Event Programme

Moderator: Dr Karen Keaveney, Senior Research Associate ICLRD, and Assistant Professor of Rural Development, University College Dublin

Welcome from ICLRD Chair: Ms. Mary MacIntyre OBE

Prof. Ryan Gibson, Associate Professor (Libro Professor) in Regional Economic Development, University of Guelph, Ontario, Canada

Dr Philip Crowe, Assistant Professor in Climate Responsive Design, UCD School Architecture, Planning and Environmental Policy and UCD School Civil Engineering

Donall Mac An Bheatha, Senior Planner, Longford County Council

Respondant: Paul Donnelly, Director of Rural Affairs, Department of Agriculture, Environment and Rural Affairs (DAERA).

Register here 

*This event will be streamed to our facebook page and recorded.



Dr Karen Keaveney is Head of Rural Development, and an Assistant Professor in the UCD School of Agriculture and Food Science. She is a Geographer and qualified Regional and Urban Planner. Karen has research interests in rural planning and housing, rural development, and agricultural education. She has expertise in local decision-making and governance, rural power relations and socio-economic change in the countryside. Her publications and research include the areas of policy responses to rural change, cross-border and inter-jurisdictional planning, local government reform, and planning on the island of Ireland.

Prof Ryan Gibson is an Associate Professor (Libro Professor in Regional Economic Development) in the University of Guelph, Ontario, Canada. Ryan grew up in small town Manitoba (Canada) and developed a deep intrigue and respect for rural communities, rural people, and the events that shape their futures. He has worked with rural communities throughout North America and Europe. Ryan is a professor of rural planning and development at the University of Guelph (Canada) and former president of the Canadian Rural Revitalization Foundation. At today’s Webinar he will speak about ‘Global Pandemic, Local Realities: COVID-19 Responses and Recovery Perspectives from Rural and Small Town Ontario, Canada’.

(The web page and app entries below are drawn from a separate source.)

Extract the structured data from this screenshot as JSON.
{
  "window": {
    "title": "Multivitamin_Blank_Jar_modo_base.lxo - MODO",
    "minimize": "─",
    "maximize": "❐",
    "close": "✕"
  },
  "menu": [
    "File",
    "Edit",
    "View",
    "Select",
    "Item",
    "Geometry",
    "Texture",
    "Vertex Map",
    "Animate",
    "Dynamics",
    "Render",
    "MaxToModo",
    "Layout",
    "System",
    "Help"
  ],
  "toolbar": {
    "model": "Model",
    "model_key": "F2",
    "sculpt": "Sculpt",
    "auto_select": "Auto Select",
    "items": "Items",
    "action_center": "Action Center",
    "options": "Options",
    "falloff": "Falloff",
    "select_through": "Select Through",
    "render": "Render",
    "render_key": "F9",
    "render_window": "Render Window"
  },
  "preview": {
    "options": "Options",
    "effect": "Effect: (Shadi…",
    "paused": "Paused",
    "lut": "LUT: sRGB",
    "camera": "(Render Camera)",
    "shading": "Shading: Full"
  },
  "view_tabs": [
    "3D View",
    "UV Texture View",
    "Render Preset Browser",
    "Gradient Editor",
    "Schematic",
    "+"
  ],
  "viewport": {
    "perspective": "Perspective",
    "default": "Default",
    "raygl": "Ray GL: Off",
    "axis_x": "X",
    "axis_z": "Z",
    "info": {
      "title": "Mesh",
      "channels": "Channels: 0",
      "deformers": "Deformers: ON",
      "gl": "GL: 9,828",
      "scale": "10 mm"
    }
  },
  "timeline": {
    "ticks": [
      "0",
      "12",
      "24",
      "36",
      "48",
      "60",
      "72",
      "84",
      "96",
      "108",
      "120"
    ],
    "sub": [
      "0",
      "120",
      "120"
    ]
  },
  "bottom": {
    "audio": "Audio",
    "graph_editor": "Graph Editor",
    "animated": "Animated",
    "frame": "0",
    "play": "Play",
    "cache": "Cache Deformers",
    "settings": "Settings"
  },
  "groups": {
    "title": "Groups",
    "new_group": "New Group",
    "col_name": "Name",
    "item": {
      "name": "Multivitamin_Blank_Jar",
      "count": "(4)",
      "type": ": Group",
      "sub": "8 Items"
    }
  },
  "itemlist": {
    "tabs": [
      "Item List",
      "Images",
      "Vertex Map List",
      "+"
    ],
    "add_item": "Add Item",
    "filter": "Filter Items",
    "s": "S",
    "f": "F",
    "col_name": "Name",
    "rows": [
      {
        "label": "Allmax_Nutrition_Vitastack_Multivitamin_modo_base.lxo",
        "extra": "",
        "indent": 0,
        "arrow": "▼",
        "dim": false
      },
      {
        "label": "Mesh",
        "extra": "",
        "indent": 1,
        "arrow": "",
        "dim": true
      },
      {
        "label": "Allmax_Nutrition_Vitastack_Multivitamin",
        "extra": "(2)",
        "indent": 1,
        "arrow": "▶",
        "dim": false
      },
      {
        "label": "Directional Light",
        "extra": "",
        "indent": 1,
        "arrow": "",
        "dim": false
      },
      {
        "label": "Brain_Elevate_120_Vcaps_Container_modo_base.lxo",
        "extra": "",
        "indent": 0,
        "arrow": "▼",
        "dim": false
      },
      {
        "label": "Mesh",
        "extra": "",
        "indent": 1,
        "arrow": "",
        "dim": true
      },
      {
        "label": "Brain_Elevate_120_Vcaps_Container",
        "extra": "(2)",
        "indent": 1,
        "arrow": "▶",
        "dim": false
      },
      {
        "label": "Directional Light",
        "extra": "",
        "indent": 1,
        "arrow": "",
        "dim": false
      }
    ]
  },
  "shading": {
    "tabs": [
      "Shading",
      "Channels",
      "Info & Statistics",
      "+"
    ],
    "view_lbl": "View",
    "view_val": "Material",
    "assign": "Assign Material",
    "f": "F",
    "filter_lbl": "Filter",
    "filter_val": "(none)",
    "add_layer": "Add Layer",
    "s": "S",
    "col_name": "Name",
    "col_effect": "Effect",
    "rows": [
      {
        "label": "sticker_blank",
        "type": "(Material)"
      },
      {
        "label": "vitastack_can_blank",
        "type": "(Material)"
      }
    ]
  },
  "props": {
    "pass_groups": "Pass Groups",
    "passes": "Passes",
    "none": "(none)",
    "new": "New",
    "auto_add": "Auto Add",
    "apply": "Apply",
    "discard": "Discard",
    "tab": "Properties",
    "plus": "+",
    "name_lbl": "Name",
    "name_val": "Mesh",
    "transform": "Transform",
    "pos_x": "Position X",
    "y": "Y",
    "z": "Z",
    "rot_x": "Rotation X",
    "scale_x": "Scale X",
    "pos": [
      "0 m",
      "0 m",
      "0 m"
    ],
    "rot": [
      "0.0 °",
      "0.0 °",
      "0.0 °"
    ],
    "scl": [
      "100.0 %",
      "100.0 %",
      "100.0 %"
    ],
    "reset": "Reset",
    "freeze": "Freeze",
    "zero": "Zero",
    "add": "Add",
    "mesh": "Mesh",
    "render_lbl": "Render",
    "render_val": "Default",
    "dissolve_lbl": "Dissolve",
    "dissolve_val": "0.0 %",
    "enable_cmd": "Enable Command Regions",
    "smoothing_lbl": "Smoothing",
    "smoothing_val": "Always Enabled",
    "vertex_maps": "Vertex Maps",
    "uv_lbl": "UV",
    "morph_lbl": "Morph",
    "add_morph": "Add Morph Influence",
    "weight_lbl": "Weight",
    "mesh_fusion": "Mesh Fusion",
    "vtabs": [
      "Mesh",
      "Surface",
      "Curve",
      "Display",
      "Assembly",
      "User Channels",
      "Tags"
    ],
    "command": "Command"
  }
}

Dr Philip Crowe is Assistant Professor in Climate Responsive Design, UCD School Architecture, Planning and Environmental Policy and UCD School Civil Engineering. He has 20 years’ experience in architectural and urban design practice and research and has worked on a portfolio of award-winning and innovative projects relating to energy efficient design, universal accessibility and urban regeneration. Philip is co-founder of Space Engagers, a social enterprise focused on making towns and cities more resilient and sustainable that emerged from the EU FP7 TURAS project in UCD. He is also co-founder of the UCD Centre for Irish Towns, co-chair for Innovation and Social Entrepreneurship on the UCD Earth Institute Executive, and a member of the Collaborative Working Group for Housing and Sustainable Living with the Housing Agency and Heritage Council of Ireland.

Donall Mac An Bheatha is Senior Planner with Longford County Council. For over 40 years, he has worked as a Planner in the UK and Ireland across many different Authorities, roles and positions. Based in Longford for the past 23 years, Donall has been involved in many rural plans and initiatives - including the development of the Mid Shannon Wilderness Park concept in 2014. Donall has also been instrumental in bringing the Royal Canal Greenway, the Corlea Amenity Greenway and Center Parcs to Longford.

Paul Donnelly, is responsible for overall leadership, management and delivery of the Department’s Rural Affairs Division, which includes Rural Development Policy and Deliver, and delivering DAERA Agricultural Services across a network of 12 Office locations across NI. Paul is currently responsible for implementation of the NI ‘LEADER’ AND Rural Tourism Programmes, the Tackling Rural Poverty and Social Isolation Programme, as well a leading the development of a Rural Policy Framework for NI. Customer Services responsibility includes supporting Animal Health and Welfare Programmes, area based agricultural support, Food Security and supporting Brexit requirements. Paul is a former Statistician and spent 10 years in the Department of Finance prior to joining Rural Development in 2010. Paul is a graduate of Queen’s University Belfast having competed a BSc Acc & Finance and an MSc in Finance/Economics. Paul also holds a Licenceship in Leadership and Innovation.